» **Work required**: All of the records below are to be copied exactly.

____ Source information

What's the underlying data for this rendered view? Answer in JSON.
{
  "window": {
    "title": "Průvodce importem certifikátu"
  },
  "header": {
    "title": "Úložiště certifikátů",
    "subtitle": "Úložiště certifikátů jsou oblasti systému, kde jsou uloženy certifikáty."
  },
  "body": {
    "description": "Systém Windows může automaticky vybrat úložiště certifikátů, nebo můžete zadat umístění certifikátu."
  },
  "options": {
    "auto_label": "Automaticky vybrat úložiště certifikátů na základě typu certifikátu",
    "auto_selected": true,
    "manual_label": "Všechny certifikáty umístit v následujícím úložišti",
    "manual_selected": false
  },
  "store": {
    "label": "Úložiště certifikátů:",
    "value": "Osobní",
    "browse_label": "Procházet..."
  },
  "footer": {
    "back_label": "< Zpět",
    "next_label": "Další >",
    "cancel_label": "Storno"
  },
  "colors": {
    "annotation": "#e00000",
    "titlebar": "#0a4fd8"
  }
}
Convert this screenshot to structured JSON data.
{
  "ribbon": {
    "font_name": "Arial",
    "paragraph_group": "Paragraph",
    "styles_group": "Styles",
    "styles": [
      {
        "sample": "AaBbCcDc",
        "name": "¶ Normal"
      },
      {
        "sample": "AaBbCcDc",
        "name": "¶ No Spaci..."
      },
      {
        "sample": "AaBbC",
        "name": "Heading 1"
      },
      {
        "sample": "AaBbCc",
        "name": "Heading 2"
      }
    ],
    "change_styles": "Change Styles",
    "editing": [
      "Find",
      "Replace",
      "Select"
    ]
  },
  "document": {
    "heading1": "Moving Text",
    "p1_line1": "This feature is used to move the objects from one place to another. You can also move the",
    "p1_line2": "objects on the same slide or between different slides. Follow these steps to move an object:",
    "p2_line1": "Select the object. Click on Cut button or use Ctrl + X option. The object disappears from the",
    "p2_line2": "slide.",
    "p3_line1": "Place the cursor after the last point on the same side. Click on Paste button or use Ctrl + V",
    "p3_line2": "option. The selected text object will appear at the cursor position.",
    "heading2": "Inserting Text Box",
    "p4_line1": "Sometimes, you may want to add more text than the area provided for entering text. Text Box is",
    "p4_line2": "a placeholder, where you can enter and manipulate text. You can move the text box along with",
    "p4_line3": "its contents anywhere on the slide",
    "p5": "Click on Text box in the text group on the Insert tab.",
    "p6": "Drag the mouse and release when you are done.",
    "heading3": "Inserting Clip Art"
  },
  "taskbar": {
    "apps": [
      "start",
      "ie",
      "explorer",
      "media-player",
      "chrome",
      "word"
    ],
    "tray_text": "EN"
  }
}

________

» **Answer to the exercise**:
What's the underlying data for this rendered view? Answer in JSON.
{
  "window": {
    "title": "Průvodce importem certifikátu"
  },
  "header": {
    "title": "Úložiště certifikátů",
    "subtitle": "Úložiště certifikátů jsou oblasti systému, kde jsou uloženy certifikáty."
  },
  "body": {
    "description": "Systém Windows může automaticky vybrat úložiště certifikátů, nebo můžete zadat umístění certifikátu."
  },
  "options": {
    "auto_label": "Automaticky vybrat úložiště certifikátů na základě typu certifikátu",
    "auto_selected": true,
    "manual_label": "Všechny certifikáty umístit v následujícím úložišti",
    "manual_selected": false
  },
  "store": {
    "label": "Úložiště certifikátů:",
    "value": "Osobní",
    "browse_label": "Procházet..."
  },
  "footer": {
    "back_label": "< Zpět",
    "next_label": "Další >",
    "cancel_label": "Storno"
  },
  "colors": {
    "annotation": "#e00000",
    "titlebar": "#0a4fd8"
  }
}
Convert this screenshot to structured JSON data.
{
  "ribbon": {
    "font_name": "Arial",
    "paragraph_group": "Paragraph",
    "styles_group": "Styles",
    "styles": [
      {
        "sample": "AaBbCcDc",
        "name": "¶ Normal"
      },
      {
        "sample": "AaBbCcDc",
        "name": "¶ No Spaci..."
      },
      {
        "sample": "AaBbC",
        "name": "Heading 1"
      },
      {
        "sample": "AaBbCc",
        "name": "Heading 2"
      }
    ],
    "change_styles": "Change Styles",
    "editing": [
      "Find",
      "Replace",
      "Select"
    ]
  },
  "document": {
    "heading1": "Moving Text",
    "p1_line1": "This feature is used to move the objects from one place to another. You can also move the",
    "p1_line2": "objects on the same slide or between different slides. Follow these steps to move an object:",
    "p2_line1": "Select the object. Click on Cut button or use Ctrl + X option. The object disappears from the",
    "p2_line2": "slide.",
    "p3_line1": "Place the cursor after the last point on the same side. Click on Paste button or use Ctrl + V",
    "p3_line2": "option. The selected text object will appear at the cursor position.",
    "heading2": "Inserting Text Box",
    "p4_line1": "Sometimes, you may want to add more text than the area provided for entering text. Text Box is",
    "p4_line2": "a placeholder, where you can enter and manipulate text. You can move the text box along with",
    "p4_line3": "its contents anywhere on the slide",
    "p5": "Click on Text box in the text group on the Insert tab.",
    "p6": "Drag the mouse and release when you are done.",
    "heading3": "Inserting Clip Art"
  },
  "taskbar": {
    "apps": [
      "start",
      "ie",
      "explorer",
      "media-player",
      "chrome",
      "word"
    ],
    "tray_text": "EN"
  }
}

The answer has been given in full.